KINGSPORT - Critical blood shortages during the recent holiday season have begun to subside, but Marsh Regional Blood Center representatives say the center continues to experience challenges in several areas.
"Many generous individuals have sacrificed an hour of their time to donate blood at Marsh collection centers since the beginning of the year, and we'd like to thank every one of those donors. They have helped ease our immediate needs," said Karen West, MRBC's manager.
But despite the fact that local residents have responded and donations are slowly increasing, recent demands for blood across the region have continued to rise at an even higher rate, said West.
This places constant strain on blood supplies, especially for certain types of blood.
Currently, Marsh's supplies of both O negative and A negative blood are at very low levels, with the number of units of O negative blood dropping into single digits during the past week.
As of Friday, MRBC was 75th on the national list of donor centers waiting to purchase blood from other sources, if necessary.
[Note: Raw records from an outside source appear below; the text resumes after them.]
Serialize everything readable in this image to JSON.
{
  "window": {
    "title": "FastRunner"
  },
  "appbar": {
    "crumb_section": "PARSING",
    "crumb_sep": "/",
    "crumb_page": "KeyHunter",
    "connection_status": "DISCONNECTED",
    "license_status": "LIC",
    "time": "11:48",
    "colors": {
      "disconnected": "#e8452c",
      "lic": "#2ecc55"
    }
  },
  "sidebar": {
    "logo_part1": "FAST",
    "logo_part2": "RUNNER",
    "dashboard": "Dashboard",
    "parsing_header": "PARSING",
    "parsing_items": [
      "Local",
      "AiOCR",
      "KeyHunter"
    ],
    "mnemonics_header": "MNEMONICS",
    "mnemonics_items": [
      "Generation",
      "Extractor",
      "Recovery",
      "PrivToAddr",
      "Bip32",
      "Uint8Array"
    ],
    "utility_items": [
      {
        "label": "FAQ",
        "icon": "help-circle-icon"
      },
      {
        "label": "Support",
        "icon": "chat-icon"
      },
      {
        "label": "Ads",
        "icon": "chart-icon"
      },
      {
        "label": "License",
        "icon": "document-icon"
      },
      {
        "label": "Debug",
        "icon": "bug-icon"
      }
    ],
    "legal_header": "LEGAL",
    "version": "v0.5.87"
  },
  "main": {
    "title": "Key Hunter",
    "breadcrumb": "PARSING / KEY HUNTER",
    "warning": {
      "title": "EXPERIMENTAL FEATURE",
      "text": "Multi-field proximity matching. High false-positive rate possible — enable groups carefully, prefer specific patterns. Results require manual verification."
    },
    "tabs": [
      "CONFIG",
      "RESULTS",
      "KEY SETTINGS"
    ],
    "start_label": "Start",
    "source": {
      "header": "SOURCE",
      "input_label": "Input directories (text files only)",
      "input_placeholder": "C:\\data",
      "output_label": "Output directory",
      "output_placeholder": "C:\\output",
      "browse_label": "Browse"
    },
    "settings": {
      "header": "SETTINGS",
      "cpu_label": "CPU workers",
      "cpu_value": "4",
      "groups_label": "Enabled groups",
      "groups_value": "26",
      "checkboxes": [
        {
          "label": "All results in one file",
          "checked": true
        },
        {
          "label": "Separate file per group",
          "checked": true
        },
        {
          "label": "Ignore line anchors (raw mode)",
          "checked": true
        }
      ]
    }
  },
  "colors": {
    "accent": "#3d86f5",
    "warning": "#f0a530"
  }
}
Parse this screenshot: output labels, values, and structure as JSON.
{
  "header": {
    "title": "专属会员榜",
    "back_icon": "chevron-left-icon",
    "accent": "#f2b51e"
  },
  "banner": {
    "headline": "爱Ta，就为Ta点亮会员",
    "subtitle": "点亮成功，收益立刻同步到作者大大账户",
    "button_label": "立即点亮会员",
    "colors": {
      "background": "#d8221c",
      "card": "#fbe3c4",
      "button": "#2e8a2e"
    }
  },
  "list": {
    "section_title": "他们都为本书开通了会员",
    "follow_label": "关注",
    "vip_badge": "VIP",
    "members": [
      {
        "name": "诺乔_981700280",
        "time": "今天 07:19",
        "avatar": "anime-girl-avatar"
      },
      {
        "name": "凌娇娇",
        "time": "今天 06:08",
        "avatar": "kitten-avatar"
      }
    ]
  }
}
Blood shortages have even led some centers, including Marsh, to consider further extending donation hours during evenings or weekends.
Another concern is that confusion over TRALI (transfusion-related acute lung injury) complications in regard to female donors may have impacted blood donations.
"Information about TRALI released by other organizations earlier this year has been a source of significant confusion," West said. "Concerns over TRALI have not been completely assessed by national regulatory agencies, and any changes that may be made in the future will only affect donations of plasma-related products, such as platelets. Blood donations by females will not be affected in any way, other than the fact that they will become even more important as we go forward."
West encourages all individuals who believe they may be eligible for blood donation to visit their nearest collection center or mobile blood drive. Consistent donations by healthy individuals will continue to be the only source of relief for the challenges faced by Marsh and other independent regional blood centers across the nation, she said.
Marsh Regional Blood Center is accredited by the American Association of Blood Banks (AABB) and is a federally inspected, independent regional blood center serving 17 medical facilities in Northeast Tennessee and Southwest Virginia.
Collection centers are located in Kingsport at 102 E. Ravine Road, Suite 200, and in Bristol at 1 Medical Park Blvd. on the Main Floor of Bristol Regional Medical Center.
For more information about Marsh Regional Blood Center or your eligibility to donate blood call 224-5888.